Support of varying intensity continues to roll in for Michael Sam. This time it’s Payton Manning, who told a reporter that he doesn’t really care about Michael Sam’s personal life.
“You’re drafted a football player. That’s all we care about in the locker room,” Manning said. “What you do outside in your personal life is up to you.”
Manning’s a big deal in the football world. He’s a five-time MVP, Sports Illustrated‘s 2013 Sportsman of the Year — and he’s a devoted Christian.
His soundbite seems like a generally polite and accepting attitude. And it’s certainly a far cry from the “disgusting” reaction from other homophobic players.
But it also seems a little dismissive. Really, “nobody cares”? Nobody has any sense of how historic or amazing it is to have broken that barrier? This is like saying, “nobody in politics cared that Barack Obama was the first president of recent African decent. He was elected president, and that’s all we care about in Washington.”
Don’t get us wrong, we’re glad to hear an athlete of Manning’s stature suggest that it’s not a problem to have a gay colleague. That’s very pleasant.
But on the other hand, this “nobody cares” attitude may swing the pendulum a little too far in the other direction. It erases the Michael Sam’s queerness, and is only a few steps away from “we don’t mind having gay people around, as long as they don’t talk about it.”
Is this a relevant time to talk about how Manning recently donated $5,000 to Tennessee Senator Bob Corker, who opposes marriage equality? He also gave $1,000 to Indiana Senator Richard Lugar, who voted for a federal constitutional ban on marriage, and opposed DADT repeal. Not to mention the $5,200 he gave Lamar Alexander, who also voted in favor of a marriage ban. He gave $5,000 to Mitt Romney, and $2,300 to Fred Thompson, who backed a constitutional amendment barring judges from ruling on marriage equality. (If that sounds nuts, it’s because yes, it is.)

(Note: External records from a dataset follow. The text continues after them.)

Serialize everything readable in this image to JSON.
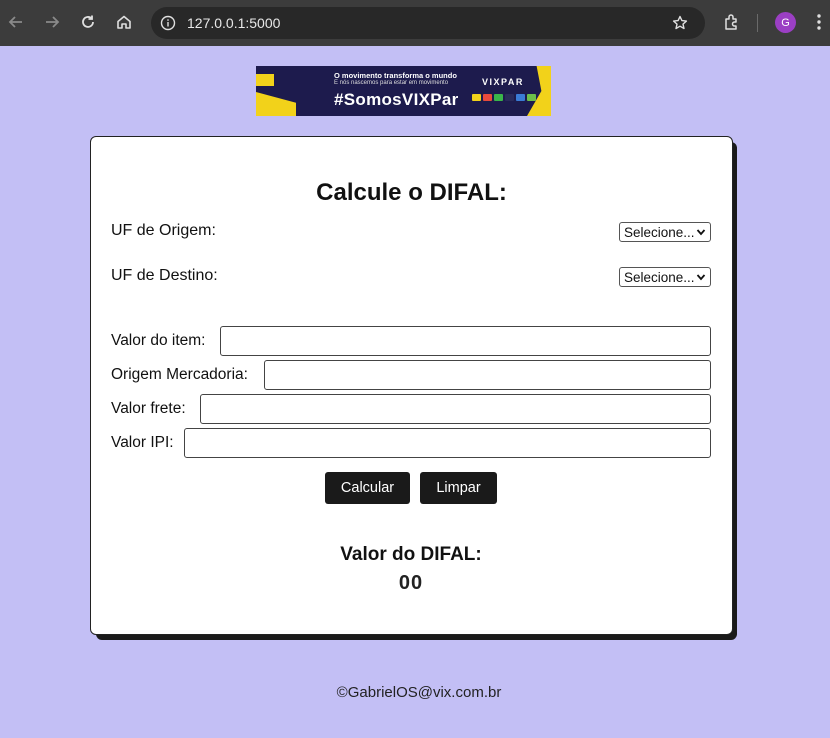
{
  "browser": {
    "url": "127.0.0.1:5000",
    "avatar_initial": "G"
  },
  "banner": {
    "tagline_1": "O movimento transforma o mundo",
    "tagline_2": "E nós nascemos para estar em movimento",
    "hashtag": "#SomosVIXPar",
    "brand": "VIXPAR",
    "accent_color": "#f2d21a",
    "background_color": "#1d1b4d"
  },
  "form": {
    "title": "Calcule o DIFAL:",
    "uf_origem_label": "UF de Origem:",
    "uf_origem_selected": "Selecione...",
    "uf_destino_label": "UF de Destino:",
    "uf_destino_selected": "Selecione...",
    "valor_item_label": "Valor do item:",
    "valor_item_value": "",
    "origem_mercadoria_label": "Origem Mercadoria:",
    "origem_mercadoria_value": "",
    "valor_frete_label": "Valor frete:",
    "valor_frete_value": "",
    "valor_ipi_label": "Valor IPI:",
    "valor_ipi_value": "",
    "calcular_label": "Calcular",
    "limpar_label": "Limpar"
  },
  "result": {
    "label": "Valor do DIFAL:",
    "value": "00"
  },
  "footer": {
    "text": "©GabrielOS@vix.com.br"
  },
  "colors": {
    "page_background": "#c3bff5",
    "button": "#1a1a1a"
  }
}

Has Peyton Manning ever donated to a politician who wasn’t trying hurt LGBT families? Maybe that’s something someone should ask him. Just not in the locker room, because that’s not what they care about there.